We think that the Amish people have the right idea when they keep their schools and work close to home. They don’t have to go a long way to a job, thereby avoiding wasted time and energy, unnecessary expenses, and disconnection from their community. They can protect their families from undesirable influence, and there is the added bonus of having youngsters nearby where they can learn a trade from an early age. The Amish are firmly committed to valuing “quality of life” over all the stuff that our modern society deems important or indispensable — car, home entertainment system, fancy clothes, foods bought for “convenience” and prestige rather than fresh garden flavor and nutritional value.


Once, during a period of homelessness before we were married, Christopher was engulfed in thoughts of “poor me” and “I’m destitute,” and he could scarcely see a way out of the darkness. Dolores provided him with a simple set of practical tools that anyone can use if only they choose to do so. Here are four “magic” ways to improve your financial situation:
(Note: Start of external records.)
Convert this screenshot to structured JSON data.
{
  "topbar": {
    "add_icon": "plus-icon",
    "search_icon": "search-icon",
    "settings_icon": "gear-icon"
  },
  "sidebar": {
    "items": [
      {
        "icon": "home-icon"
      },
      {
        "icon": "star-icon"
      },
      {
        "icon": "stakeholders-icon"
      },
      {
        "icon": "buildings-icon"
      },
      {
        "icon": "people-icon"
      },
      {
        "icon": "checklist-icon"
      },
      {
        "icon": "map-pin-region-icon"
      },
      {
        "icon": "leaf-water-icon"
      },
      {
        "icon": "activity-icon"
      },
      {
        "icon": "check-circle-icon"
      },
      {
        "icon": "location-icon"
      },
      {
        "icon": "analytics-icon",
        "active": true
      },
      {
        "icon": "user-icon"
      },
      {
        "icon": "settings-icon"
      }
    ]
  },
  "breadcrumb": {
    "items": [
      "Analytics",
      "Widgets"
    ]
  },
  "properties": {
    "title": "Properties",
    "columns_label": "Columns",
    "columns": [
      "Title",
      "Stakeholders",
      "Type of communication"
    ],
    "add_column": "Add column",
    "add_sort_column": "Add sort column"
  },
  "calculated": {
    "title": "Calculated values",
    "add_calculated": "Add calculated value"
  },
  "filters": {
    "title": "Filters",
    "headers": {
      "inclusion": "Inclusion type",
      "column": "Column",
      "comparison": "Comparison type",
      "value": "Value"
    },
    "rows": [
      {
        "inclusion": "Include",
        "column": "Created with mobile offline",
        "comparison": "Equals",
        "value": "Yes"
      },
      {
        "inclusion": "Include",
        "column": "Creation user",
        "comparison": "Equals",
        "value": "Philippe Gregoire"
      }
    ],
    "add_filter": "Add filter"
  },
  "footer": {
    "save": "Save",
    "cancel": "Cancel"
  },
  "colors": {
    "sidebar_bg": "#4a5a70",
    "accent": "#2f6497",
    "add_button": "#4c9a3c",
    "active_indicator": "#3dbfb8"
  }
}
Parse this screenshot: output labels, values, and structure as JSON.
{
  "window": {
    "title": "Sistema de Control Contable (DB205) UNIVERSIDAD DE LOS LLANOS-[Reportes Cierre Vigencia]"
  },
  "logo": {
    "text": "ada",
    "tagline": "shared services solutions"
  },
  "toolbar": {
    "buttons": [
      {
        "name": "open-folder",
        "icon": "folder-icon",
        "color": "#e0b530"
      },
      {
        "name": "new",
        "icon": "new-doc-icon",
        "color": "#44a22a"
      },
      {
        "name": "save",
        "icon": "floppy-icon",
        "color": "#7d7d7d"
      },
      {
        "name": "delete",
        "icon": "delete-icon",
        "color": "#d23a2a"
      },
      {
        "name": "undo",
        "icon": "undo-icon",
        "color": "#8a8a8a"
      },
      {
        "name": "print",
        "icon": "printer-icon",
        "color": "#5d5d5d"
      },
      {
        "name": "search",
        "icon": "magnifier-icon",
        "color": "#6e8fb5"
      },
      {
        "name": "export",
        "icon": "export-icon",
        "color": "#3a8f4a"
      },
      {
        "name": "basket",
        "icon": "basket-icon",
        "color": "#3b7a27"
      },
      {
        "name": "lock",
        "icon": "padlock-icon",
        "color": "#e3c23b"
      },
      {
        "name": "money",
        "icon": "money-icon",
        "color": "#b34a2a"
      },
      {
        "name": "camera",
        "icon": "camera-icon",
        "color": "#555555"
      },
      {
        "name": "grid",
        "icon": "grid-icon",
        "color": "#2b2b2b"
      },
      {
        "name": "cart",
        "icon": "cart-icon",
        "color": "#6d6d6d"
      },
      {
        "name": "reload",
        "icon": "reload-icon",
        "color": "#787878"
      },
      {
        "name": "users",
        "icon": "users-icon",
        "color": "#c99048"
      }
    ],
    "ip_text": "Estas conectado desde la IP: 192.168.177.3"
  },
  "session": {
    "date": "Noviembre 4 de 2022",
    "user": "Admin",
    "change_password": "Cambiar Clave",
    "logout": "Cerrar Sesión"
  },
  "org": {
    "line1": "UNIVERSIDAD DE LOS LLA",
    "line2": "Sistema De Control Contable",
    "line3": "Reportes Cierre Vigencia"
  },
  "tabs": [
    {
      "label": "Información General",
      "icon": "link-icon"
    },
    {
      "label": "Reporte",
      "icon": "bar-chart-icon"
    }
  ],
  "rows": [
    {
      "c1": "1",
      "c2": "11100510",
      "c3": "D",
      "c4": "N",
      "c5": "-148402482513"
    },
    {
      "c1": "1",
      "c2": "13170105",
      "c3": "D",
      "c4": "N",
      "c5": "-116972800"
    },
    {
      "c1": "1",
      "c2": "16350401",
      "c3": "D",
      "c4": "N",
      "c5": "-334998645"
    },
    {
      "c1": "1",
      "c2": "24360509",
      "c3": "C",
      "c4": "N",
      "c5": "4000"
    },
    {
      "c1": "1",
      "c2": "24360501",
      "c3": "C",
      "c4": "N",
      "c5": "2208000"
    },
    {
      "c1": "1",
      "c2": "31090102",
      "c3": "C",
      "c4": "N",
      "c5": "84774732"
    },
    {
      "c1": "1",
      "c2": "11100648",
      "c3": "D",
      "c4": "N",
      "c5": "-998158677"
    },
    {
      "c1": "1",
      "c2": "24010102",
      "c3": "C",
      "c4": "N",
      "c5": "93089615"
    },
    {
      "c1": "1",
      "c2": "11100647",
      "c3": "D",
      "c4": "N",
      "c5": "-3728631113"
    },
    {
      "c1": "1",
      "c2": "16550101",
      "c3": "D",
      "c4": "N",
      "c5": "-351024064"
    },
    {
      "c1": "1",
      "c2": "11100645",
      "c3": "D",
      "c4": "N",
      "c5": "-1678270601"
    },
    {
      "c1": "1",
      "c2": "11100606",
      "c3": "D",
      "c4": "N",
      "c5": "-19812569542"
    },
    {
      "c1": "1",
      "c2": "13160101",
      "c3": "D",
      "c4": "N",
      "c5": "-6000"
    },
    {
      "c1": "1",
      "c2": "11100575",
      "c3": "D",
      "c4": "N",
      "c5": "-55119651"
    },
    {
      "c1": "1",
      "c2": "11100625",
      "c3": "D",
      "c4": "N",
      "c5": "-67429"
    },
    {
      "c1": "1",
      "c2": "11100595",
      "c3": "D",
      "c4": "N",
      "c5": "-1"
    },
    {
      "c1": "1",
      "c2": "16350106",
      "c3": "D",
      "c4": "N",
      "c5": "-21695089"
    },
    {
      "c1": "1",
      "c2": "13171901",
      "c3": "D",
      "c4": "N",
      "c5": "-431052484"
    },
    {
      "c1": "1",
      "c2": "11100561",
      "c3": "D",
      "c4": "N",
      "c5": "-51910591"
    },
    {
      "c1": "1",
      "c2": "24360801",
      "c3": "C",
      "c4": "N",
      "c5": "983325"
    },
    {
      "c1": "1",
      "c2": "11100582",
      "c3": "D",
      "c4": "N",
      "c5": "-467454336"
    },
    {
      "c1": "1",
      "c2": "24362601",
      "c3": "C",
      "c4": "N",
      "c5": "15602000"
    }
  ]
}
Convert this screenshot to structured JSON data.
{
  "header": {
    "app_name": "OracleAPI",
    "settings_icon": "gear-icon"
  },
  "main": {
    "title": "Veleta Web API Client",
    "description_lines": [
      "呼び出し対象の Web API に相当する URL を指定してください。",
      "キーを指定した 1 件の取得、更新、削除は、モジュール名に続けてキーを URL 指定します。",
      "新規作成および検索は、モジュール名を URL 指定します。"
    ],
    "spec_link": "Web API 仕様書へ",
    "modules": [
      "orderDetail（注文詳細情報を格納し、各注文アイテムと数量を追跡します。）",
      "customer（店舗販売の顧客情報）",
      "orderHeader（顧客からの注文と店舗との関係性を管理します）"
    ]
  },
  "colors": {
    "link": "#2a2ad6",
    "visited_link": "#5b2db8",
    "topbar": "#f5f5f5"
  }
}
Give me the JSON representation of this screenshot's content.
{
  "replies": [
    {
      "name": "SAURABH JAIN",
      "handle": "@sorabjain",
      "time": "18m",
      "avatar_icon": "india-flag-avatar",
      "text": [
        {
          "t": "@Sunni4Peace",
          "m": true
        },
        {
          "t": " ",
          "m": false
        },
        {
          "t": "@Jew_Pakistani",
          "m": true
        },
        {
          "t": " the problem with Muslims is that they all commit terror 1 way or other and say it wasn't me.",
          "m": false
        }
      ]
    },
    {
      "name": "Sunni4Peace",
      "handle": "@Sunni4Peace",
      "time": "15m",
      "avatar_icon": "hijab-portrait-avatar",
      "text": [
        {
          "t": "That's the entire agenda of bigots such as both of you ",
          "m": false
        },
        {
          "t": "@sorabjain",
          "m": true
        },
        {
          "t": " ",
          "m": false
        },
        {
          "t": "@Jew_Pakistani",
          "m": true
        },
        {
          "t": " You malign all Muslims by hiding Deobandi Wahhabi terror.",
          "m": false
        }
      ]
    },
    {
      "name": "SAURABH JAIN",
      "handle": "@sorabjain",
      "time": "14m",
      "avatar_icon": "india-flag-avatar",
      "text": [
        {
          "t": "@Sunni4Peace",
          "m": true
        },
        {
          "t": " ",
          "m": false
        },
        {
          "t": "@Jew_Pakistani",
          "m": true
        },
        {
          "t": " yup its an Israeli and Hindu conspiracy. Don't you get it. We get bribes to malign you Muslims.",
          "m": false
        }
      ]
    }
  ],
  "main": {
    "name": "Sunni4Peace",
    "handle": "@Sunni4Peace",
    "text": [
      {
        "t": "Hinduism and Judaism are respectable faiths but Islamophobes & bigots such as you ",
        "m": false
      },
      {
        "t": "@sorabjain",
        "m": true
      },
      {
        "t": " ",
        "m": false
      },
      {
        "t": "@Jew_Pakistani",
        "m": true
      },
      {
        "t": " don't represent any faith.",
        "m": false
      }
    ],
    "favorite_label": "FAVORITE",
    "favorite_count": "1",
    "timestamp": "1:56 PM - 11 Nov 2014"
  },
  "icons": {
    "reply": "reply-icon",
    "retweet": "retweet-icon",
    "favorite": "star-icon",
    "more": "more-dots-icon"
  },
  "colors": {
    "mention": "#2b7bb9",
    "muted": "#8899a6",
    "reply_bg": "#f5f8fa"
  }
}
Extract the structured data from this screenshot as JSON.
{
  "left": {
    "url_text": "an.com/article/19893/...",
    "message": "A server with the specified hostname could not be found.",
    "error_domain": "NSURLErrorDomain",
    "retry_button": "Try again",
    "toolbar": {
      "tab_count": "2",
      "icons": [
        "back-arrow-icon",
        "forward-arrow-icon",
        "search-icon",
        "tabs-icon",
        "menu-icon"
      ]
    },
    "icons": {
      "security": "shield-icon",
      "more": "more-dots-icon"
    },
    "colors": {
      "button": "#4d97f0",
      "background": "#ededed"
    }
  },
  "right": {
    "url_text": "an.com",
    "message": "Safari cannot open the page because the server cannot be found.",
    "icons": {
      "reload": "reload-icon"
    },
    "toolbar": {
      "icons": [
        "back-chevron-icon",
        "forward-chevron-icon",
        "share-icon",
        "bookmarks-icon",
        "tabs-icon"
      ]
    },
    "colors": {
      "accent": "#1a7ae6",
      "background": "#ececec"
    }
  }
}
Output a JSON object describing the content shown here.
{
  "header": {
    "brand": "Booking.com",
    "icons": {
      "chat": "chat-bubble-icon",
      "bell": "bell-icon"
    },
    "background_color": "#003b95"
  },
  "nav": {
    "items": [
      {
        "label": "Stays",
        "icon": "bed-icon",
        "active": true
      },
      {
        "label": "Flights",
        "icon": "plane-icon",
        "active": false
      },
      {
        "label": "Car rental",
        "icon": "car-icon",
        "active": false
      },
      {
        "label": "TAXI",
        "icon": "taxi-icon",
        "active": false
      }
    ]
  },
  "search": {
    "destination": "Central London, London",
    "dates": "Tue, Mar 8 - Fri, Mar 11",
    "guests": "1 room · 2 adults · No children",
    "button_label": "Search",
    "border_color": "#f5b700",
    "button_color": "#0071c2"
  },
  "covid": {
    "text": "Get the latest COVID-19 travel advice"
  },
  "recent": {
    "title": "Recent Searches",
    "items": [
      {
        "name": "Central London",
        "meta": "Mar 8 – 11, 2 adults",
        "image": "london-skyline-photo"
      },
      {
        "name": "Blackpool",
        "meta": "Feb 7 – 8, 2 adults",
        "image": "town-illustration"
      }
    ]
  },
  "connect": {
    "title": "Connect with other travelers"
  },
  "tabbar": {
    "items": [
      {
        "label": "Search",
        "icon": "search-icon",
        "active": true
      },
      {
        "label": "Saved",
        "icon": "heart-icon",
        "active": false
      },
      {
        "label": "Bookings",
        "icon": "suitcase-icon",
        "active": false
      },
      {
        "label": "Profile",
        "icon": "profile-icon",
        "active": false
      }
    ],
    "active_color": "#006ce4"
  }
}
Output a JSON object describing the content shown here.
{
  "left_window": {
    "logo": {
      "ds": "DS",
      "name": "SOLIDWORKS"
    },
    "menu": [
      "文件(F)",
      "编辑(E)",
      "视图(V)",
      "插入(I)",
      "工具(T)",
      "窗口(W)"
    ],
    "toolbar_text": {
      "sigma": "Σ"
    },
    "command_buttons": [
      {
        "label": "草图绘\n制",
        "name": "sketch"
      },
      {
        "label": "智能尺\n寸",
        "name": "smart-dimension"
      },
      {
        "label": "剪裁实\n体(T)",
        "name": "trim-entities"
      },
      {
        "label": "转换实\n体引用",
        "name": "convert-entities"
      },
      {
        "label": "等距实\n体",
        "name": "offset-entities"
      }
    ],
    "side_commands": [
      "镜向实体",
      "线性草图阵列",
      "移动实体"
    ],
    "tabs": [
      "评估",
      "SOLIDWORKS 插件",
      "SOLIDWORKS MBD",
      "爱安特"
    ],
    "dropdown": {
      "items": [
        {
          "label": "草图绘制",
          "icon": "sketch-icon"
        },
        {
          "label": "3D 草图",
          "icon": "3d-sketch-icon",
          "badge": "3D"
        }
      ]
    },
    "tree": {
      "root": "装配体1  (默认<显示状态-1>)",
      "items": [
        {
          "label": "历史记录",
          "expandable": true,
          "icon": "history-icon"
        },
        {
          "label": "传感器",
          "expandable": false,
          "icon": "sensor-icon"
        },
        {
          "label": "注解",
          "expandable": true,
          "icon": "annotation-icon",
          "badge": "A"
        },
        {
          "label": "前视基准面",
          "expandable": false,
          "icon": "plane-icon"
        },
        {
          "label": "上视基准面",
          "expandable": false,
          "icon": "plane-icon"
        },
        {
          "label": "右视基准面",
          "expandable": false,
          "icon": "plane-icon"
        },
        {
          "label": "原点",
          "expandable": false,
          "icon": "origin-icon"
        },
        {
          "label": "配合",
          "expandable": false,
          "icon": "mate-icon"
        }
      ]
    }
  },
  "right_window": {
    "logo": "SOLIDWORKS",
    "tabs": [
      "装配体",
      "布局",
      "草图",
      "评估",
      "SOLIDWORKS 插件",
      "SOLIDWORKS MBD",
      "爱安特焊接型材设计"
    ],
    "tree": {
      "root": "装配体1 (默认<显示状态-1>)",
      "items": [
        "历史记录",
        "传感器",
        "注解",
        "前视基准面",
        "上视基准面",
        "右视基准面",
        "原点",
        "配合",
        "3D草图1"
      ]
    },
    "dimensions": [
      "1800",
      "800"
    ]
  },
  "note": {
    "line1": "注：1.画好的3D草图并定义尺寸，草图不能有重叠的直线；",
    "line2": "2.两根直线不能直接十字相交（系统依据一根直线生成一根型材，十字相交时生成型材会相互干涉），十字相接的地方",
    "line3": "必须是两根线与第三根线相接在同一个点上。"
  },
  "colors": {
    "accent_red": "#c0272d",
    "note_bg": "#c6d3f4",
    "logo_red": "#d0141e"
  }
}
1. Never waste anything.

2. Continually improve your personal honesty.

3. Leave every situation or circumstance better than you found it.

4. Tithe to the church (or organization) of your choice.

We know that these are genuine practical solutions. We have heard people say that they cannot make these efforts — such as tithing, or improving an environment — because “we are poor.” Our perspective is that they have their reasoning backwards. They are poor because they do not engage themselves in the world in these ways. Logical thinking leads to erroneous conclusions when the premise is false.


1. You can do without some electrical devices. 

This will probably involve changing your behavior, for instance, thinking twice before switching on an electrical tool or appliance when a non-electric alternative will work just as well or better.

2. You can learn to use your existing devices more efficiently. 

 This step, too, requires changes in habit, but once you’ve understood the extra expenses caused by inefficiency and waste, you’ll feel good about it – plus you’ll save money by practicing efficiency.

3. You can purchase new appliances that render your household inherently more energy efficient.

 This step requires initial outlays of money, and in some cases higher short-term expenses, but with certain especially wasteful appliances, the best way to save energy and money is to immediately replace the old, wasteful model.

Christopher Nyerges is an educator and author.  He can be reached at www.ChristopherNyerges.com.